Fox batted .207 with a .305 on-base percentage in 75 games before the injury.
Then came the trade, which took place a year after the Giants spent big money to sign Fox.
"That's what made me so surprised," Fox said, "but that's the business side of it. I'm happy to be here."
A-Rod, Jeter and Lindor
Fox's grandfather Willard followed the Yankees back home in Nassau. Fox's dad, Lucius Sr., was a Yankees fan. So …
"I loved the Yankees. Alex Rodriguez and Derek Jeter. That was their team and we always watched them, so they became my team, also," Fox said. "Then as I got older I started keying in on certain players and tried to model my game off theirs."
Jose Reyes was one.
"It's (Indians shortstop) Francisco Lindor right now," Fox said. "He's one that I really watch and see how he does things. I try to put his game into my game, try to work like him. But he's a good person to watch, you know. He's talented."
Fox spends the offseason in Miami. He works out at Bommarito Sports in Davie alongside Miguel Cabrera and Hanley Ramirez. Also working at the complex were Cowboys running back Ezekiel Elliot, Dolphins receiver Jarvis Landry, Steelers running back Le'Veon Bell and Giants receiver Odell Beckham Jr.
When asked if he showed Beckham how to catch a football with two hands, Fox laughed and said, "I'll let him stick to what he does best. I'll stick to baseball."
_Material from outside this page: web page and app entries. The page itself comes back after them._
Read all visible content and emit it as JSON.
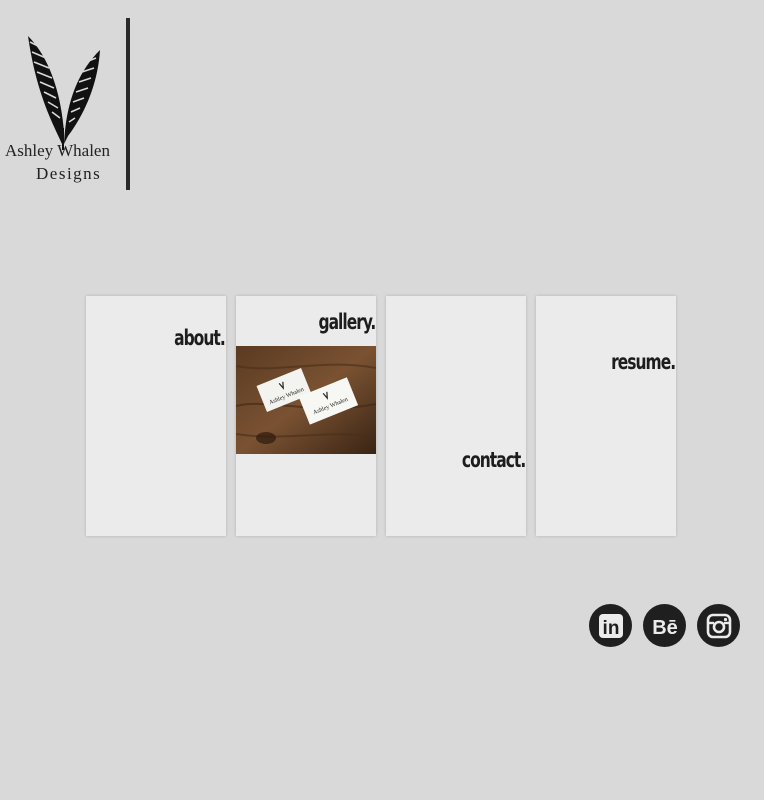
{
  "logo": {
    "name": "Ashley Whalen",
    "subtitle": "Designs",
    "icon": "feather-icon"
  },
  "nav": {
    "about": "about.",
    "gallery": "gallery.",
    "contact": "contact.",
    "resume": "resume."
  },
  "gallery_preview": {
    "card_text": "Ashley Whalen"
  },
  "social": {
    "linkedin_text": "in",
    "behance_text": "Bē",
    "icons": [
      "linkedin-icon",
      "behance-icon",
      "instagram-icon"
    ]
  },
  "colors": {
    "background": "#d9d9d9",
    "card": "#ebebeb",
    "text": "#1d1d1d"
  }
}
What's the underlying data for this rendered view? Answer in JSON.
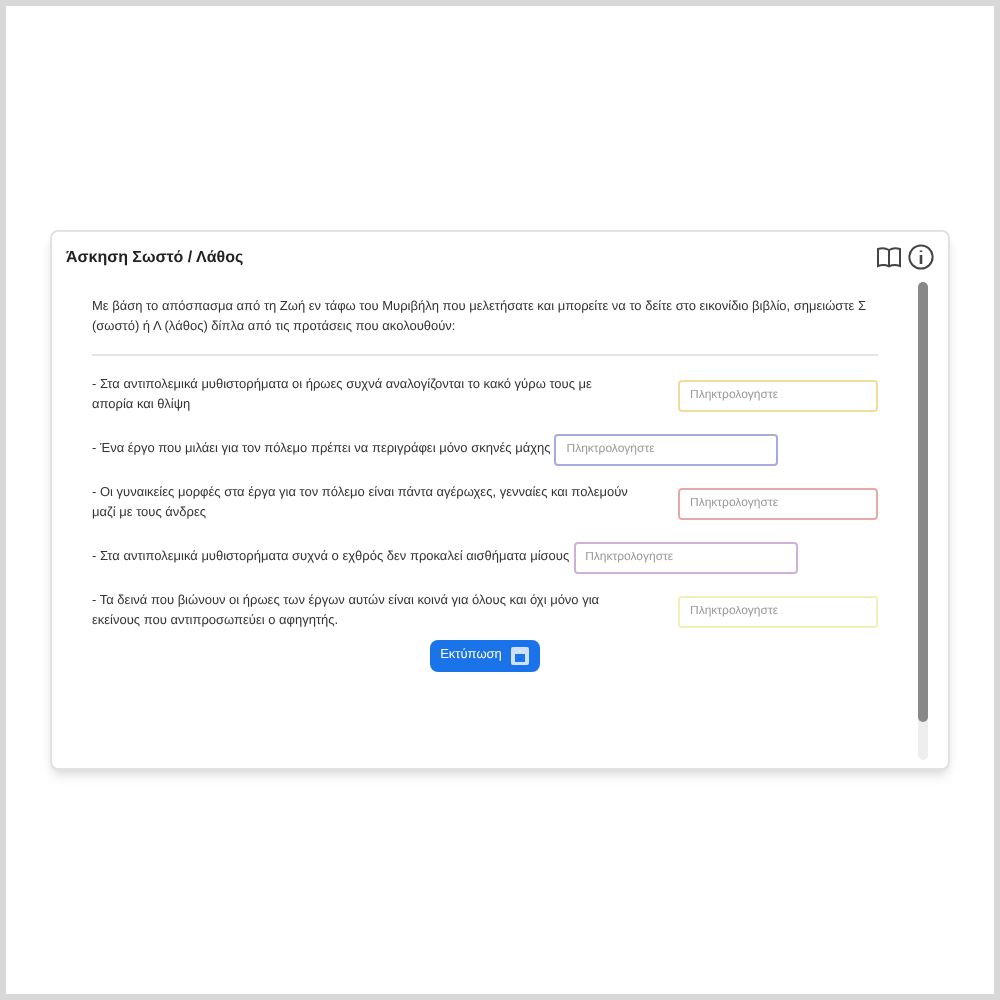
{
  "exercise": {
    "title": "Άσκηση Σωστό / Λάθος",
    "instructions": "Με βάση το απόσπασμα από τη Ζωή εν τάφω του Μυριβήλη που μελετήσατε και μπορείτε να το δείτε στο εικονίδιο βιβλίο, σημειώστε Σ (σωστό) ή Λ (λάθος) δίπλα από τις προτάσεις που ακολουθούν:",
    "statements": [
      {
        "text": "- Στα αντιπολεμικά μυθιστορήματα οι ήρωες συχνά αναλογίζονται το κακό γύρω τους με απορία και θλίψη",
        "kind": "aligned",
        "color": "#f0dc9a",
        "placeholder": "Πληκτρολογήστε"
      },
      {
        "text": "- Ένα έργο που μιλάει για τον πόλεμο πρέπει να περιγράφει μόνο σκηνές μάχης",
        "kind": "inline",
        "color": "#a9a9e0",
        "placeholder": "Πληκτρολογήστε"
      },
      {
        "text": "- Οι γυναικείες μορφές στα έργα για τον πόλεμο είναι πάντα αγέρωχες, γενναίες και πολεμούν μαζί με τους άνδρες",
        "kind": "aligned",
        "color": "#e8a8a8",
        "placeholder": "Πληκτρολογήστε"
      },
      {
        "text": "- Στα αντιπολεμικά μυθιστορήματα συχνά ο εχθρός δεν προκαλεί αισθήματα μίσους",
        "kind": "inline",
        "color": "#d0b0d8",
        "placeholder": "Πληκτρολογήστε"
      },
      {
        "text": "- Τα δεινά που βιώνουν οι ήρωες των έργων αυτών είναι κοινά για όλους και όχι μόνο για εκείνους που αντιπροσωπεύει ο αφηγητής.",
        "kind": "aligned",
        "color": "#f2f0b8",
        "placeholder": "Πληκτρολογήστε"
      }
    ],
    "print_button": "Εκτύπωση"
  }
}
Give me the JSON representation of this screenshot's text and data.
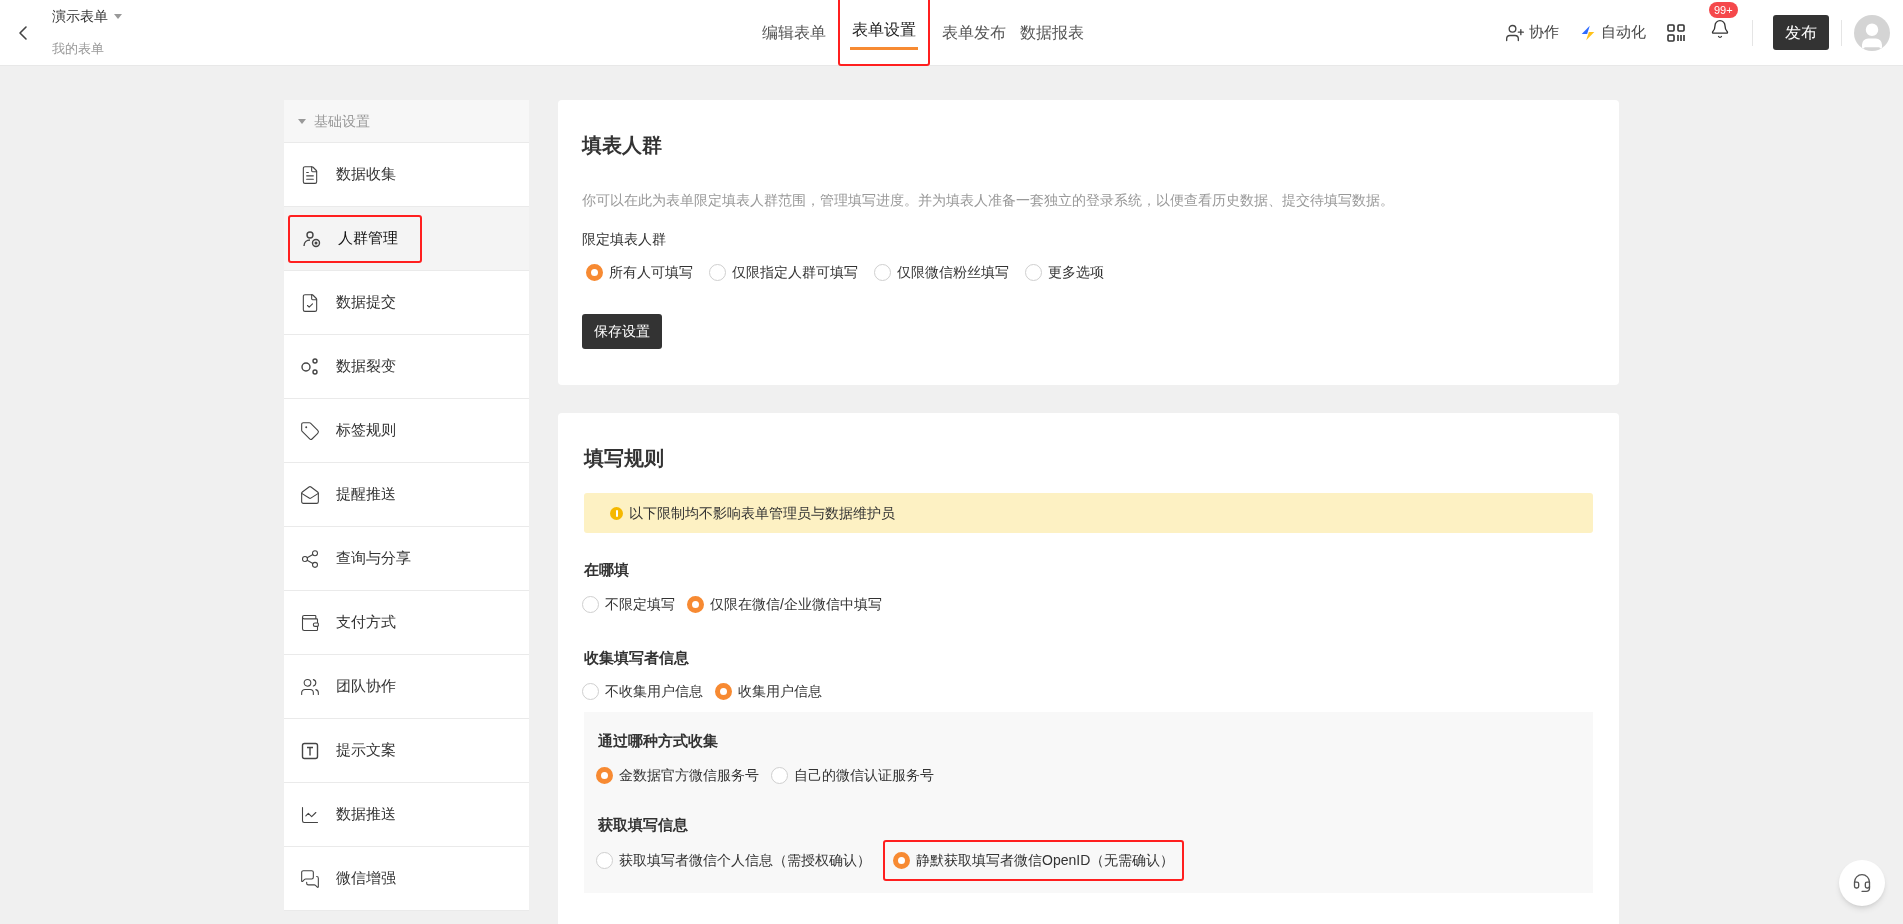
{
  "header": {
    "title": "演示表单",
    "subtitle": "我的表单",
    "tabs": [
      {
        "label": "编辑表单",
        "selected": false,
        "highlighted": false
      },
      {
        "label": "表单设置",
        "selected": true,
        "highlighted": true
      },
      {
        "label": "表单发布",
        "selected": false,
        "highlighted": false
      },
      {
        "label": "数据报表",
        "selected": false,
        "highlighted": false
      }
    ],
    "actions": [
      {
        "kind": "collab",
        "label": "协作"
      },
      {
        "kind": "automation",
        "label": "自动化"
      }
    ],
    "notification_badge": "99+",
    "publish_button": "发布"
  },
  "sidebar": {
    "group": "基础设置",
    "expanded": true,
    "items": [
      {
        "label": "数据收集",
        "selected": false,
        "highlighted": false
      },
      {
        "label": "人群管理",
        "selected": true,
        "highlighted": true
      },
      {
        "label": "数据提交",
        "selected": false,
        "highlighted": false
      },
      {
        "label": "数据裂变",
        "selected": false,
        "highlighted": false
      },
      {
        "label": "标签规则",
        "selected": false,
        "highlighted": false
      },
      {
        "label": "提醒推送",
        "selected": false,
        "highlighted": false
      },
      {
        "label": "查询与分享",
        "selected": false,
        "highlighted": false
      },
      {
        "label": "支付方式",
        "selected": false,
        "highlighted": false
      },
      {
        "label": "团队协作",
        "selected": false,
        "highlighted": false
      },
      {
        "label": "提示文案",
        "selected": false,
        "highlighted": false
      },
      {
        "label": "数据推送",
        "selected": false,
        "highlighted": false
      },
      {
        "label": "微信增强",
        "selected": false,
        "highlighted": false
      }
    ]
  },
  "audience_card": {
    "title": "填表人群",
    "description": "你可以在此为表单限定填表人群范围，管理填写进度。并为填表人准备一套独立的登录系统，以便查看历史数据、提交待填写数据。",
    "field_label": "限定填表人群",
    "options": [
      {
        "label": "所有人可填写",
        "selected": true,
        "highlighted": false
      },
      {
        "label": "仅限指定人群可填写",
        "selected": false,
        "highlighted": false
      },
      {
        "label": "仅限微信粉丝填写",
        "selected": false,
        "highlighted": false
      },
      {
        "label": "更多选项",
        "selected": false,
        "highlighted": false
      }
    ],
    "save_button": "保存设置"
  },
  "rules_card": {
    "title": "填写规则",
    "notice": "以下限制均不影响表单管理员与数据维护员",
    "sections": [
      {
        "label": "在哪填",
        "options": [
          {
            "label": "不限定填写",
            "selected": false,
            "highlighted": false
          },
          {
            "label": "仅限在微信/企业微信中填写",
            "selected": true,
            "highlighted": false
          }
        ]
      },
      {
        "label": "收集填写者信息",
        "options": [
          {
            "label": "不收集用户信息",
            "selected": false,
            "highlighted": false
          },
          {
            "label": "收集用户信息",
            "selected": true,
            "highlighted": false
          }
        ]
      }
    ],
    "sub_sections": [
      {
        "label": "通过哪种方式收集",
        "options": [
          {
            "label": "金数据官方微信服务号",
            "selected": true,
            "highlighted": false
          },
          {
            "label": "自己的微信认证服务号",
            "selected": false,
            "highlighted": false
          }
        ]
      },
      {
        "label": "获取填写信息",
        "options": [
          {
            "label": "获取填写者微信个人信息（需授权确认）",
            "selected": false,
            "highlighted": false
          },
          {
            "label": "静默获取填写者微信OpenID（无需确认）",
            "selected": true,
            "highlighted": true
          }
        ]
      }
    ]
  }
}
He said he does run pass routes and is learning to throw a football as part of his conditioning.
"I'm working on it," he said. "I think it's about 75 percent right now. When I try to get it out far it's kind of like (wobbly). It's way different than throwing a baseball."
Fox will begin the season at low A Bowling Green.
He hopes to reach the big leagues by the time he is 22. He hopes to remain at shortstop, but if he is moved to centerfield, he will embrace the move.
He wants to realize the dream that began when he was 7 and introduced to a foreign sport.
"People asked me all the time if I had a Plan B, because I always said I wanted to be a professional baseball player," he said. "I told them I don't have a Plan B, honestly. I was just thinking baseball, baseball, baseball. I never had a fallback plan, so I'm just going to work hard here and hopefully have a long career in the major leagues."